Wang J, Gu C, Gao M, Yu W, Yu Y. Preoperative statin therapy and renal outcomes after cardiac surgery: a meta-analysis and meta-regression of 59,771 patients. Can J Cardiol. 2015;31:1051–60.
Dormuth CR, Hemmelgarn BR, Paterson JM, James MT, Teare GF, Raymond CB, et al. Use of high potency statins and rates of admission for acute kidney injury: multicenter, retrospective observational analysis of administrative databases. BMJ. 2013;346:f880. doi:10.1136/bmj.f880.
Mithani S, Kuskowski M, Slinin Y, Ishani A, McFalls E, Adabag S. Dose-dependent effect of statins on the incidence of acute kidney injury after cardiac surgery. Ann Thorac Surg. 2011;91:520–5.
Huffmyer JL, Mauermann WJ, Thiele RH, Ma JZ, Nemergut EC. Preoperative statin administration is associated with lower mortality and decreased need for postoperative hemodialysis in patients undergoing coronary artery bypass graft surgery. J Cardiothorac Vasc Anesth. 2009;23:468–73.
Virani SS, Nambi V, Polsani VR, Lee VV, Elayda M, Kohsaka S, et al. Preoperative statin therapy decreases risk of postoperative renal insufficiency. Cardiovasc Ther. 2010;28:80–6.
Argalious M, Xu M, Sun Z, Smedira N, Koch CG. Preoperative statin therapy is not associated with a reduced incidence of postoperative acute kidney injury after cardiac surgery. Anesth Analg. 2010;111:324–30.
Nemati MH, Astaneh B. The effects of preoperative statins on the incidence of postoperative acute kidney injury in patients undergoing cardiac surgeries. Interact Cardiovasc Thorac Surg. 2015;21:493–8.
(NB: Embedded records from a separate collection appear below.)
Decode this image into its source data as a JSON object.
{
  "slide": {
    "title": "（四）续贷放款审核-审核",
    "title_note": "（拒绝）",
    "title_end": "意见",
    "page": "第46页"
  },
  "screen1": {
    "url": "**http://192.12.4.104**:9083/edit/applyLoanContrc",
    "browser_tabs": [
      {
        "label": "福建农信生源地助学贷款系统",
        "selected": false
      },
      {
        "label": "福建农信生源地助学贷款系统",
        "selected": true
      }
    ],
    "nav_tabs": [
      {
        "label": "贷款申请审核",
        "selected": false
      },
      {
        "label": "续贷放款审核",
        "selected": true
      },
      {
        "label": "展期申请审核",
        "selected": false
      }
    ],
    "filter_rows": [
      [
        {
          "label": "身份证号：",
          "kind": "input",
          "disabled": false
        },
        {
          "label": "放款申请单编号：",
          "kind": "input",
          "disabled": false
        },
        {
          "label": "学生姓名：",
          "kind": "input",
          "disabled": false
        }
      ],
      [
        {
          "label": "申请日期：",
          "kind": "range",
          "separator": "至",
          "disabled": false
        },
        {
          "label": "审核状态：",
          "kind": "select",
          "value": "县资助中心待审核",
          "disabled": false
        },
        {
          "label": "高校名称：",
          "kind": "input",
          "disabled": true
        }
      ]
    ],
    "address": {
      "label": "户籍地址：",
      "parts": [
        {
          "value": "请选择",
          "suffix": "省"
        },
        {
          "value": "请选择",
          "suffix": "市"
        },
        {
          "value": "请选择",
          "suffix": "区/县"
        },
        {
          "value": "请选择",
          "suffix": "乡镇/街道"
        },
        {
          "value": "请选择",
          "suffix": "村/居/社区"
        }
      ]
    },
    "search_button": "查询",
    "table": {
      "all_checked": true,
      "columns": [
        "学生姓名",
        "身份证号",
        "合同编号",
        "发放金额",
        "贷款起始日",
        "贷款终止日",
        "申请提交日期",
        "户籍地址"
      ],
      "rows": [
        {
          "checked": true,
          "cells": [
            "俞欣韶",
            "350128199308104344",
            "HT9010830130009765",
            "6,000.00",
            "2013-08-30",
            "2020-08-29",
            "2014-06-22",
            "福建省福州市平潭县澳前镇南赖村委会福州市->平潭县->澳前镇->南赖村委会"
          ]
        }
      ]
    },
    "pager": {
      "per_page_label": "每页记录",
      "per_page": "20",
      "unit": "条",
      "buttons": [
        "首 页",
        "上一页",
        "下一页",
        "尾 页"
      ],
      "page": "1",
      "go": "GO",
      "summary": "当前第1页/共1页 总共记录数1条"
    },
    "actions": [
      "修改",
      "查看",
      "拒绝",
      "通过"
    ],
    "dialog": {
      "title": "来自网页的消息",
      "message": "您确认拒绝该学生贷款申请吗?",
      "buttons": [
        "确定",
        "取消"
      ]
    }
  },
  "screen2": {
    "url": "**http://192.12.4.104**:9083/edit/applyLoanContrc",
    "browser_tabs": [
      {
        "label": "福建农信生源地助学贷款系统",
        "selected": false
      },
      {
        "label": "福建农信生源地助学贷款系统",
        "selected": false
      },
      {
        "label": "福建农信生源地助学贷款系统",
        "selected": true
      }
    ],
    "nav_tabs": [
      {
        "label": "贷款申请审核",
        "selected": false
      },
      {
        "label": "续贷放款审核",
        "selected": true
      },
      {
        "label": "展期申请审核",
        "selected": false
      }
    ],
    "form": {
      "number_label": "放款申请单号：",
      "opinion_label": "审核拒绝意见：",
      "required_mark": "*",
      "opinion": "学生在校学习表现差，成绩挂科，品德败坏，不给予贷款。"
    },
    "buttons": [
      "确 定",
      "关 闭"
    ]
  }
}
The authors declare that they have no competing interests.
See related research by Kim et al., http://www.ccforum.com/content/19/1/350
About this article
Cite this article
Honore, P.M., Jacobs, R., Hendrickx, I. et al. Peri-operative fluid strategy and post-operative acute kidney injury in cardiac surgery patients: any role for pre-operative statin therapy?. Crit Care 19, 453 (2015). https://doi.org/10.1186/s13054-015-1174-4
- Chronic Kidney Disease
- Acute Kidney Injury
- Fluid Management
- General Patient Population